Though praising Emanuel for unveiling what it called a comprehensive and balanced reform package this spring, the federation warns that action is needed to avert a fiscal reckoning.
Chicago’s Municipal and Laborers’ pension funds are headed toward insolvency in the next two decades while the city faces an increase to $1.2 billion in 2015 from $476 million this year in its contributions for police and firefighters under a state mandate.
“The pension liabilities have grown so large and the contributions needed to rescue the funds are so substantial that the city will have great difficulty funding the current pension promises it has made to its employees,” the federation’s report reads. “Further delay in implementing reforms will only increase the severity of the actions that must be taken.”
In a push to draw public and council attention to the subject, the City Council’s Workforce Development and Audit Committee, chaired by Emanuel’s floor leader, Alderman Patrick O’Connor, held a day-long hearing on the issue Monday. The council was told an infusion of $1.5 billion would be needed annually in the coming years to fully fund the city’s system along with those of several of its sister agencies like the Chicago Public Schools. Without reforms, property taxes could triple.
Aside from the looming pension problem, ongoing structural changes in city spending are also still needed. The city’s annual financial analysis warns that a $466 million deficit looms in 2014 with a $580 million gap in 2015 based on a mid-level financial forecast.
“Even under optimistic projections, the city will continue to experience a sizable annual budget shortfall for several years,” the report warns. “Many of the challenges underlying the structural deficit remain.”
Ahead of its last general obligation bond sale this spring, Moody’s Investors Service revised its outlook to negative on Chicago’s $8 billion of Aa3-rated GO debt, primarily because of its unfunded liabilities and the looming pension payment hike.
Fitch Ratings affirmed the city’s AA-minus rating and stable outlook. Standard & Poor’s affirmed its A-plus rating and stable outlook.
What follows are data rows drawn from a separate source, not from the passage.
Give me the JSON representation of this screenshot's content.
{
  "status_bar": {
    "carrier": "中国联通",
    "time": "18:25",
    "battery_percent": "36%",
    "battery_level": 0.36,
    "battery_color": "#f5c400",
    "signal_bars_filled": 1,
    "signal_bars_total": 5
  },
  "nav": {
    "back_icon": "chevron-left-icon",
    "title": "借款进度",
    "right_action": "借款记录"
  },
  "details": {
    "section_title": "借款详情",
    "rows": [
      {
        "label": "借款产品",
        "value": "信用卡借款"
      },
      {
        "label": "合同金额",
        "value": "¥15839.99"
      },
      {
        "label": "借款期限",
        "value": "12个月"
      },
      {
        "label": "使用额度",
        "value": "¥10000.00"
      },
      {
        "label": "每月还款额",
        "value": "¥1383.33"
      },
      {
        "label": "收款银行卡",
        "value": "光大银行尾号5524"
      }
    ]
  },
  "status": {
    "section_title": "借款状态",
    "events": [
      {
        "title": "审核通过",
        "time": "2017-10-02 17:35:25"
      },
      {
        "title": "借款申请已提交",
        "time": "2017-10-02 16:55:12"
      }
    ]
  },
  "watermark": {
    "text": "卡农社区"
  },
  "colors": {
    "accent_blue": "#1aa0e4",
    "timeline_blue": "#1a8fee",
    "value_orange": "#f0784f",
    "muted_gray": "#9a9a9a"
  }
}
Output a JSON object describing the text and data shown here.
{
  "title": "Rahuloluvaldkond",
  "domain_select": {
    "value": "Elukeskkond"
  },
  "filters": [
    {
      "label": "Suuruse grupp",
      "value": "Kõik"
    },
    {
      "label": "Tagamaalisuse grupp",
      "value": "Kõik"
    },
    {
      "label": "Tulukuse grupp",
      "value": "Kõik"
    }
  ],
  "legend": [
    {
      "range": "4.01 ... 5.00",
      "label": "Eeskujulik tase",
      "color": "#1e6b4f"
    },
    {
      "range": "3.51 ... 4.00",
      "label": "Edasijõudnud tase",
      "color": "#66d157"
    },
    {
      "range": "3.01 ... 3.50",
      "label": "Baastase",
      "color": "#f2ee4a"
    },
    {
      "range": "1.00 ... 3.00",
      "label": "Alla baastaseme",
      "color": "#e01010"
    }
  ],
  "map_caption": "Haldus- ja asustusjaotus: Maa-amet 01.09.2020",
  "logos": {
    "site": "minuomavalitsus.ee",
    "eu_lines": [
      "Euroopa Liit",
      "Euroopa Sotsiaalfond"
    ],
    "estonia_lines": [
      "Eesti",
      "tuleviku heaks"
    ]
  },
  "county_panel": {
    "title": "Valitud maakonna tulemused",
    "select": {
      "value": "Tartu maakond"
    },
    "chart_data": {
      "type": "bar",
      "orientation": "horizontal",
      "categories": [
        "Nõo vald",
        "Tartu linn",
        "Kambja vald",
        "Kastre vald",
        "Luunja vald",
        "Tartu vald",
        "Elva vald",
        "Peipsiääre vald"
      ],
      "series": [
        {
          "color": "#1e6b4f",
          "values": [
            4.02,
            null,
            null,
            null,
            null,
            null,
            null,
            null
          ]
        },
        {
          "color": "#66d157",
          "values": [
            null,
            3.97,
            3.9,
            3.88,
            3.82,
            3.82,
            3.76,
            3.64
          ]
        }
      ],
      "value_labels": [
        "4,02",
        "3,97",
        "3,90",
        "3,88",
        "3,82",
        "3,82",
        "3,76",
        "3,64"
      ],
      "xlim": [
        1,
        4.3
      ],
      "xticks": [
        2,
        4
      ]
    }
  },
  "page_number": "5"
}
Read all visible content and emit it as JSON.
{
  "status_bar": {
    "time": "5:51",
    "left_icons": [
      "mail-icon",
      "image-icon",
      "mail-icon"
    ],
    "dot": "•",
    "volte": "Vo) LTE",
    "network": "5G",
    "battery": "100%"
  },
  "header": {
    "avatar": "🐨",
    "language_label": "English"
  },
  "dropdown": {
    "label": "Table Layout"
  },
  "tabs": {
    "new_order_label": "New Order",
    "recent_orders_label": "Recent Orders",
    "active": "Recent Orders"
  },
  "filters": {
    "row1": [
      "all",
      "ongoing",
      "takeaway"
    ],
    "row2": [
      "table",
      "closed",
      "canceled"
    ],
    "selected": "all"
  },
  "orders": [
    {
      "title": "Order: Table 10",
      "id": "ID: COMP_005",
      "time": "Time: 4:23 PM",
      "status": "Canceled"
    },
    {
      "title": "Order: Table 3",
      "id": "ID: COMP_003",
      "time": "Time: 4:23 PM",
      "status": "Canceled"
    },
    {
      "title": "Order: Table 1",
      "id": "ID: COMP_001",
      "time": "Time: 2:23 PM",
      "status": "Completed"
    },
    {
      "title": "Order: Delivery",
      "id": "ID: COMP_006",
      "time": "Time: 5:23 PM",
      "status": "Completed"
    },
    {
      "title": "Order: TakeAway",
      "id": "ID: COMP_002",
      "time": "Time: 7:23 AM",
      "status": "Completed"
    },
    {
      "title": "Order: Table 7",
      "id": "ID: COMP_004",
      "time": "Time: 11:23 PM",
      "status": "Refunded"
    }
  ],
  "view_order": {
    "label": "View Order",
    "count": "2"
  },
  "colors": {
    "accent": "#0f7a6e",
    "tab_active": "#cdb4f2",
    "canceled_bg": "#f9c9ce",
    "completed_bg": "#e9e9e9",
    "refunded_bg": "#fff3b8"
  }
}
The credit benefits from solid, remaining reserves of $634 million, primarily from the city’s $1.8 billion Skyway toll bridge lease in 2005. Former Mayor Richard Daley used much of the proceeds from a separate lease deal in 2009 for the city’s parking meters to balance his last few budgets.
Rising debt service also contributes to Chicago’s near-term fiscal pressures. Its GO and revenue-backed debt load hit a high of $20.2 billion in 2012. Debt has not only funded capital projects, but also retroactive personnel raises and settlements and judgments.
Total debt service will rise to $1.55 billion next year from $1.3 billion in 2012.